» **Assignment**: A single number is the answer here: the count of lines in the data below that include the word "Object".

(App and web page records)

============

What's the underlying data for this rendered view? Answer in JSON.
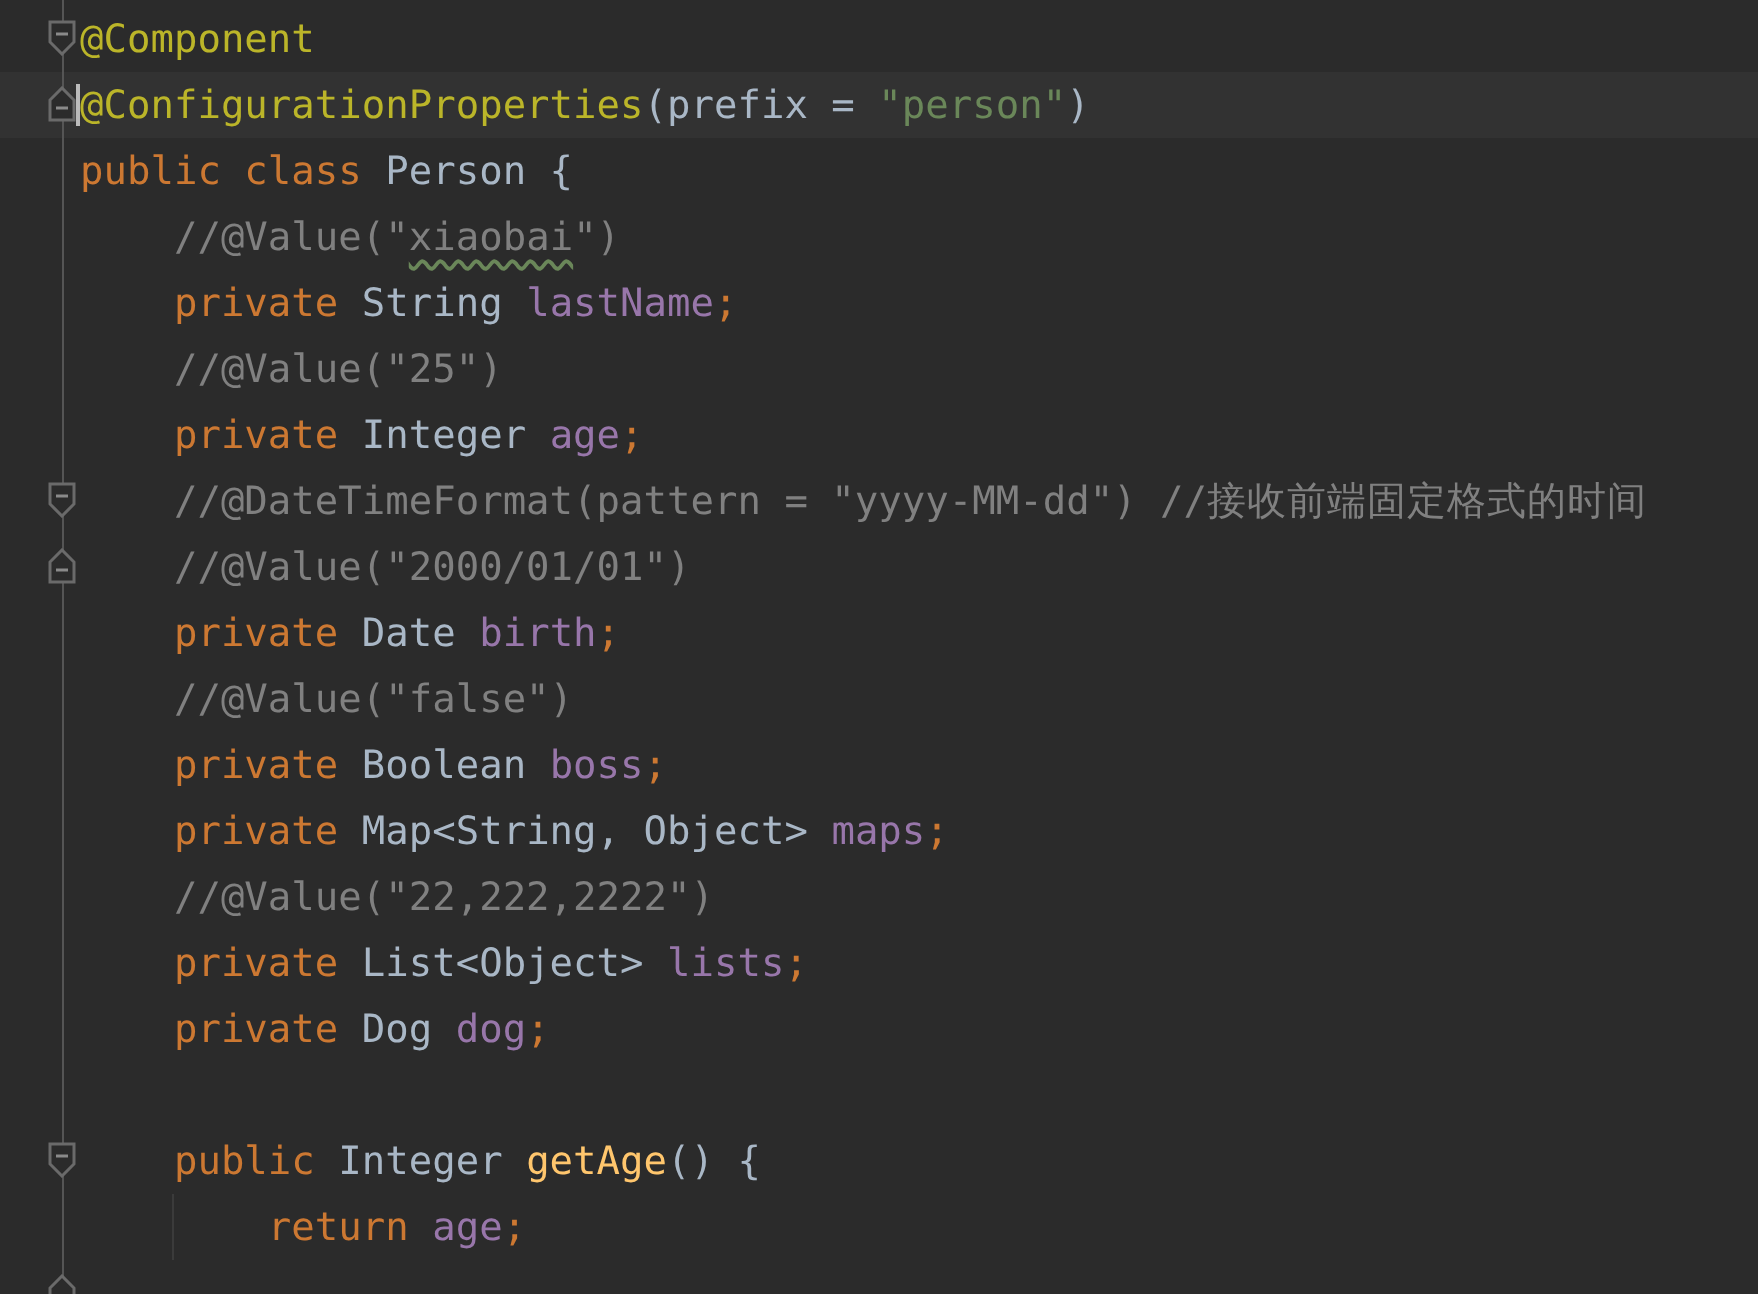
{
  "editor": {
    "lines": [
      {
        "fold_start": true,
        "tokens": [
          {
            "kind": "annotation",
            "text": "@Component"
          }
        ]
      },
      {
        "fold_end": true,
        "current": true,
        "tokens": [
          {
            "kind": "annotation",
            "text": "@ConfigurationProperties"
          },
          {
            "kind": "plain",
            "text": "(prefix = "
          },
          {
            "kind": "string",
            "text": "\"person\""
          },
          {
            "kind": "plain",
            "text": ")"
          }
        ]
      },
      {
        "tokens": [
          {
            "kind": "keyword",
            "text": "public class "
          },
          {
            "kind": "plain",
            "text": "Person {"
          }
        ]
      },
      {
        "tokens": [
          {
            "kind": "comment",
            "text": "    //@Value(\""
          },
          {
            "kind": "comment",
            "text": "xiaobai",
            "typo": true
          },
          {
            "kind": "comment",
            "text": "\")"
          }
        ]
      },
      {
        "tokens": [
          {
            "kind": "keyword",
            "text": "    private "
          },
          {
            "kind": "plain",
            "text": "String "
          },
          {
            "kind": "field",
            "text": "lastName"
          },
          {
            "kind": "keyword",
            "text": ";"
          }
        ]
      },
      {
        "tokens": [
          {
            "kind": "comment",
            "text": "    //@Value(\"25\")"
          }
        ]
      },
      {
        "tokens": [
          {
            "kind": "keyword",
            "text": "    private "
          },
          {
            "kind": "plain",
            "text": "Integer "
          },
          {
            "kind": "field",
            "text": "age"
          },
          {
            "kind": "keyword",
            "text": ";"
          }
        ]
      },
      {
        "fold_start": true,
        "tokens": [
          {
            "kind": "comment",
            "text": "    //@DateTimeFormat(pattern = \"yyyy-MM-dd\") //接收前端固定格式的时间"
          }
        ]
      },
      {
        "fold_end": true,
        "tokens": [
          {
            "kind": "comment",
            "text": "    //@Value(\"2000/01/01\")"
          }
        ]
      },
      {
        "tokens": [
          {
            "kind": "keyword",
            "text": "    private "
          },
          {
            "kind": "plain",
            "text": "Date "
          },
          {
            "kind": "field",
            "text": "birth"
          },
          {
            "kind": "keyword",
            "text": ";"
          }
        ]
      },
      {
        "tokens": [
          {
            "kind": "comment",
            "text": "    //@Value(\"false\")"
          }
        ]
      },
      {
        "tokens": [
          {
            "kind": "keyword",
            "text": "    private "
          },
          {
            "kind": "plain",
            "text": "Boolean "
          },
          {
            "kind": "field",
            "text": "boss"
          },
          {
            "kind": "keyword",
            "text": ";"
          }
        ]
      },
      {
        "tokens": [
          {
            "kind": "keyword",
            "text": "    private "
          },
          {
            "kind": "plain",
            "text": "Map<String, Object> "
          },
          {
            "kind": "field",
            "text": "maps"
          },
          {
            "kind": "keyword",
            "text": ";"
          }
        ]
      },
      {
        "tokens": [
          {
            "kind": "comment",
            "text": "    //@Value(\"22,222,2222\")"
          }
        ]
      },
      {
        "tokens": [
          {
            "kind": "keyword",
            "text": "    private "
          },
          {
            "kind": "plain",
            "text": "List<Object> "
          },
          {
            "kind": "field",
            "text": "lists"
          },
          {
            "kind": "keyword",
            "text": ";"
          }
        ]
      },
      {
        "tokens": [
          {
            "kind": "keyword",
            "text": "    private "
          },
          {
            "kind": "plain",
            "text": "Dog "
          },
          {
            "kind": "field",
            "text": "dog"
          },
          {
            "kind": "keyword",
            "text": ";"
          }
        ]
      },
      {
        "kind": "blank"
      },
      {
        "fold_start": true,
        "tokens": [
          {
            "kind": "keyword",
            "text": "    public "
          },
          {
            "kind": "plain",
            "text": "Integer "
          },
          {
            "kind": "method",
            "text": "getAge"
          },
          {
            "kind": "plain",
            "text": "() {"
          }
        ]
      },
      {
        "guide": true,
        "tokens": [
          {
            "kind": "keyword",
            "text": "        return "
          },
          {
            "kind": "field",
            "text": "age"
          },
          {
            "kind": "keyword",
            "text": ";"
          }
        ]
      },
      {
        "kind": "blank",
        "fold_end": true
      }
    ]
  }
}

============

» **Answer to the exercise**: 2